There’s a lot I don’t know.
For example, I don’t know the square root of pi offhand. I don’t know French, or Dutch. I don’t know the balance between man’s free will and God’s election.
And I honestly don’t know that much about fatherhood. I don’t know how to raise a teen boy, or a middle school child, or even a three-year-old, because I’ve never done it. Even now, sometimes the day-to-day of trying to father a toddler and a baby is confusing, because they never stop growing and changing. Tomorrow, they’ll be an inch taller, with another word in their vocabularies, and another step toward independence.
And it’s intimidating to me. If I’m not mistaken, you may be aware of gaps in your abilities, faults in your knowledge, when it comes to raising these little men we call our sons.
There’s a verse in 2 Chronicles 20 that I love; verse 12 of that chapter reads, “We do not know what to do, but our eyes are on you.” That verse has become the foundation of my approach to fatherhood.
In context, this part of Scripture is part of a prayer that Jehoshaphat, king of Judah, lifted up to God when he and his people were facing attack from three combined armies. They were greatly outnumbered and outgunned. Jehoshaphat’s response? He declared a fast in Judah and assembled the people to seek the Lord’s help.

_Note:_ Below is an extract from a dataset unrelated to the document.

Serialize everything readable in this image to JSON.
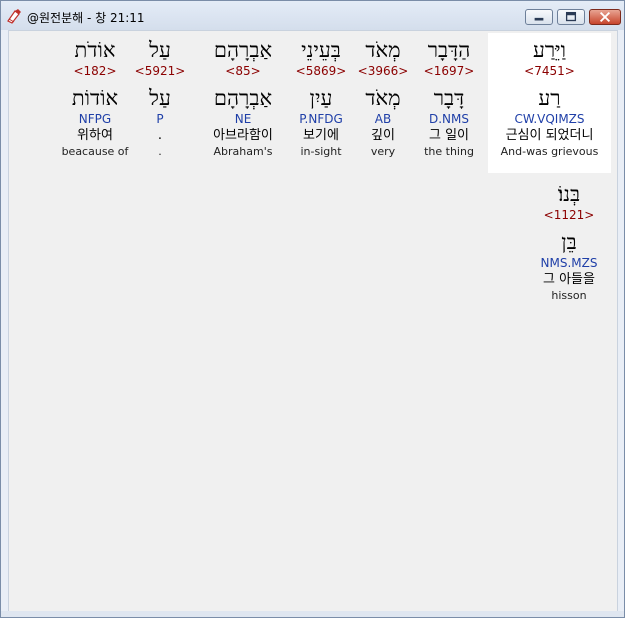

Isn’t that what fatherhood is? Call me dramatic, but it seems to me that we face assault from every quarter- from unseen enemies not of flesh and blood. Our job is to protect and fight for our wives, our children- to maintain their physical safety, yes; but even more importantly, to ensure their spiritual safety. We are the front line.
When I consider the number of influences clamoring for my sons’ attention, the strength of societal and peer pressure, and my own inadequacies, like Jehoshaphat, I can become frightened. Frightened that my sons will grow up with a fundamentally flawed father who will let them down. Frightened that I may not prepare them for every eventuality, every temptation, every empty philosophy.

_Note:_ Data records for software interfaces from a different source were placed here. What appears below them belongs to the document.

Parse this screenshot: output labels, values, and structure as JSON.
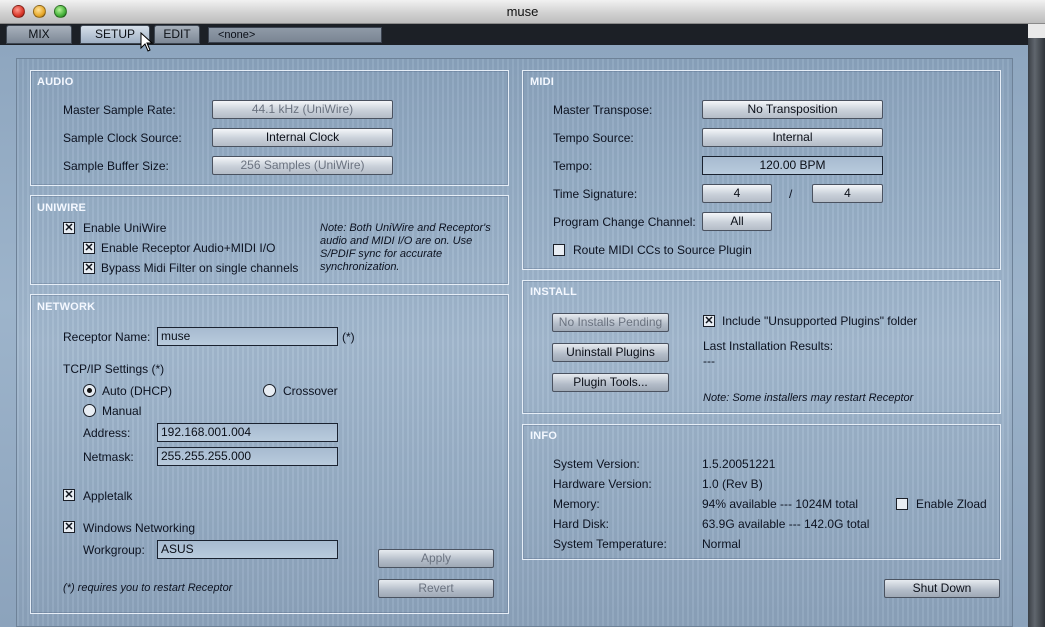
{
  "window": {
    "title": "muse"
  },
  "tabs": [
    {
      "label": "MIX"
    },
    {
      "label": "SETUP"
    },
    {
      "label": "EDIT"
    }
  ],
  "preset": {
    "value": "<none>"
  },
  "audio": {
    "title": "AUDIO",
    "sample_rate_label": "Master Sample Rate:",
    "sample_rate_value": "44.1 kHz (UniWire)",
    "clock_source_label": "Sample Clock Source:",
    "clock_source_value": "Internal Clock",
    "buffer_label": "Sample Buffer Size:",
    "buffer_value": "256 Samples (UniWire)"
  },
  "uniwire": {
    "title": "UNIWIRE",
    "enable_label": "Enable UniWire",
    "enable_receptor_label": "Enable Receptor Audio+MIDI I/O",
    "bypass_label": "Bypass Midi Filter on single channels",
    "note": "Note: Both UniWire and Receptor's audio and MIDI I/O are on. Use S/PDIF sync for accurate synchronization."
  },
  "network": {
    "title": "NETWORK",
    "receptor_name_label": "Receptor Name:",
    "receptor_name_value": "muse",
    "restart_marker": "(*)",
    "tcpip_label": "TCP/IP Settings (*)",
    "auto_label": "Auto (DHCP)",
    "crossover_label": "Crossover",
    "manual_label": "Manual",
    "address_label": "Address:",
    "address_value": "192.168.001.004",
    "netmask_label": "Netmask:",
    "netmask_value": "255.255.255.000",
    "appletalk_label": "Appletalk",
    "windows_label": "Windows Networking",
    "workgroup_label": "Workgroup:",
    "workgroup_value": "ASUS",
    "apply_label": "Apply",
    "revert_label": "Revert",
    "footnote": "(*) requires you to restart Receptor"
  },
  "midi": {
    "title": "MIDI",
    "transpose_label": "Master Transpose:",
    "transpose_value": "No Transposition",
    "tempo_source_label": "Tempo Source:",
    "tempo_source_value": "Internal",
    "tempo_label": "Tempo:",
    "tempo_value": "120.00 BPM",
    "time_sig_label": "Time Signature:",
    "time_sig_num": "4",
    "time_sig_sep": "/",
    "time_sig_den": "4",
    "pc_channel_label": "Program Change Channel:",
    "pc_channel_value": "All",
    "route_cc_label": "Route MIDI CCs to Source Plugin"
  },
  "install": {
    "title": "INSTALL",
    "no_installs_label": "No Installs Pending",
    "uninstall_label": "Uninstall Plugins",
    "plugin_tools_label": "Plugin Tools...",
    "include_unsupported_label": "Include \"Unsupported Plugins\" folder",
    "last_results_label": "Last Installation Results:",
    "last_results_value": "---",
    "note": "Note: Some installers may restart Receptor"
  },
  "info": {
    "title": "INFO",
    "sys_version_label": "System Version:",
    "sys_version_value": "1.5.20051221",
    "hw_version_label": "Hardware Version:",
    "hw_version_value": "1.0 (Rev B)",
    "memory_label": "Memory:",
    "memory_value": "94% available --- 1024M total",
    "zload_label": "Enable Zload",
    "disk_label": "Hard Disk:",
    "disk_value": "63.9G available --- 142.0G total",
    "temp_label": "System Temperature:",
    "temp_value": "Normal"
  },
  "shutdown": {
    "label": "Shut Down"
  },
  "checks": {
    "enable_uniwire": true,
    "enable_receptor": true,
    "bypass_midi": true,
    "appletalk": true,
    "windows_networking": true,
    "route_midi_cc": false,
    "include_unsupported": true,
    "enable_zload": false
  },
  "tcpip_mode": "Auto (DHCP)"
}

And that’s how the enemy, Satan, loves to operate: through fear. It paralyzes, it draws our attention away from God and His ability and onto us and our inability.
Here lies the the truth of the matter: We don’t know what to do. Our resources, wisdom, and abilities are greatly limited. But His are not. James 1:5 encourages us, “If any of you lacks wisdom, let him ask God, Who gives generously to all without reproach, and it will be given to him.”
We do not know what to do, but God does. Every day of fatherhood brings a new challenge. What worked yesterday may be completely ineffective today. We can read every book on the subject, surround ourselves with wise council, and certainly these will aid us along the way. But in the end, it is the wisdom of God that enables us to raise sons who turn away from empty ideas and toward Him; it is the wisdom of God that gives us insight to treat them and our wives as we ought, not aggravating them, but extending love and grace. It is the wisdom of God that prepares us for every curve ball, every unexpected dilemma and crisis.
We do not know what to do, but our eyes are on You.